The NPV calculation involves discounting all cash flows to the present based on an assumed discount rate. When the discount rate is large, there are larger differences between PV and FV (present and future value) for each cash flow than when the discount rate is small. Thus, when discount rates are large, cash flows further in the future affect NPV less than when the rates are small. Conversely, a low discount rate means that NPV is affected more by the cash flows that occur further in the future.
Next, we’ll weight the value of our cash inflows for each time period we’re analyzing against the amount of money we’ll make from our alternate investment in the same period. This is called “discounting” the cash flows and is done using the simple formula P / (1 + i)t, where P is the amount of the cash flow, i is the discount rate, and t represents time. The Internal Rate of Return (IRR) is the discount rate that makes the net present value (NPV) of a project zero. In other words, it is the expected compound annual rate of return that will be earned on a project or investment. The project claims to return the initial outlay, as well as some surplus (for example, interest, or future cash flows).
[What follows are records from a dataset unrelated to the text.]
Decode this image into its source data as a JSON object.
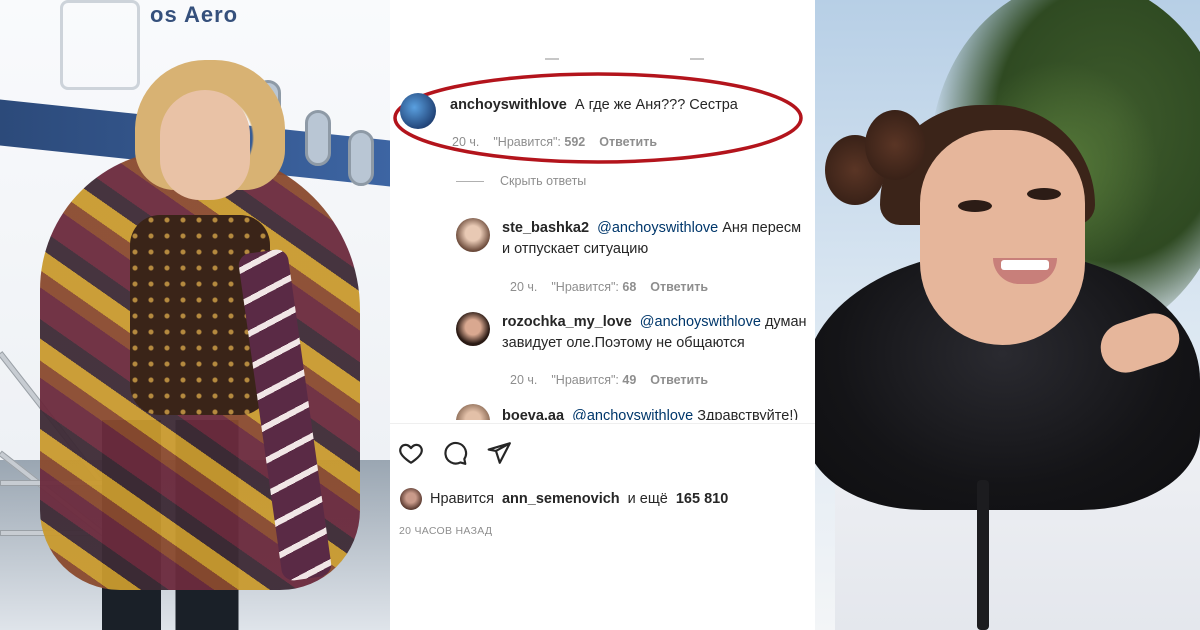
{
  "plane": {
    "brand": "os Aero"
  },
  "comments": [
    {
      "username": "anchoyswithlove",
      "text": "А где же Аня??? Сестра",
      "time": "20 ч.",
      "likes_label": "\"Нравится\":",
      "likes_count": "592",
      "reply_label": "Ответить",
      "highlighted": true
    }
  ],
  "hide_replies_label": "Скрыть ответы",
  "replies": [
    {
      "username": "ste_bashka2",
      "mention": "@anchoyswithlove",
      "line1": "Аня пересм",
      "line2": "и отпускает ситуацию",
      "time": "20 ч.",
      "likes_label": "\"Нравится\":",
      "likes_count": "68",
      "reply_label": "Ответить"
    },
    {
      "username": "rozochka_my_love",
      "mention": "@anchoyswithlove",
      "line1": "думан",
      "line2": "завидует оле.Поэтому не общаются",
      "time": "20 ч.",
      "likes_label": "\"Нравится\":",
      "likes_count": "49",
      "reply_label": "Ответить"
    },
    {
      "username": "boeva.aa",
      "mention": "@anchoyswithlove",
      "line1": "Здравствуйте!)",
      "line2": ""
    }
  ],
  "actions": {
    "like_icon": "heart-icon",
    "comment_icon": "comment-icon",
    "share_icon": "paper-plane-icon"
  },
  "likes_summary": {
    "prefix": "Нравится",
    "user": "ann_semenovich",
    "suffix": "и ещё",
    "count": "165 810"
  },
  "posted_ago": "20 ЧАСОВ НАЗАД",
  "colors": {
    "highlight_oval": "#b3141c",
    "mention": "#00376b",
    "meta_gray": "#8e8e8e"
  }
}
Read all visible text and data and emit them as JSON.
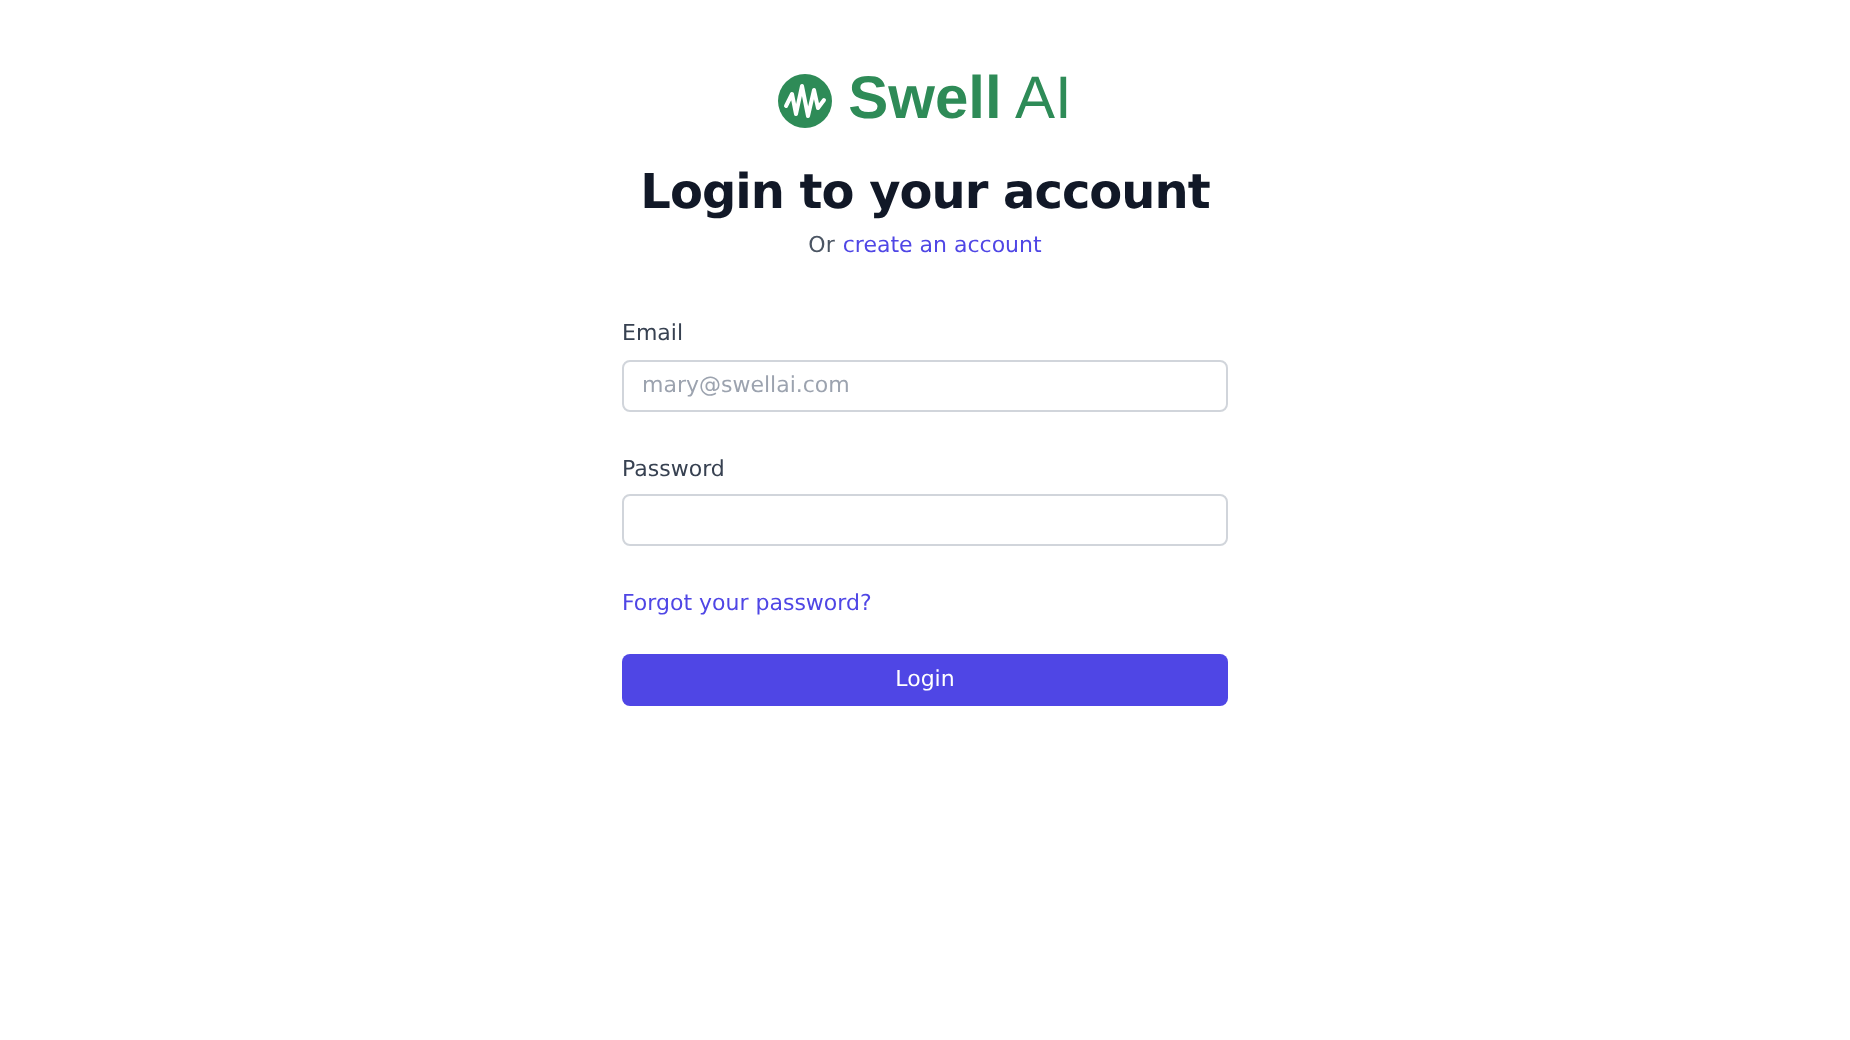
{
  "logo": {
    "text": "**Swell** AI"
  },
  "heading": "Login to your account",
  "subheading": {
    "prefix": "Or",
    "link": "create an account"
  },
  "fields": [
    {
      "label": "Email",
      "placeholder": "mary@swellai.com"
    },
    {
      "label": "Password"
    }
  ],
  "forgot_link": "Forgot your password?",
  "submit_button": "Login"
}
A compounding period can be any length of time, but some common periods are annually, semiannually, quarterly, monthly, daily, and even continuously. To calculate NPV, write down the amount of your investment, the time period you want to analyze, the estimated cash flow for that time period, and the appropriate discount rate.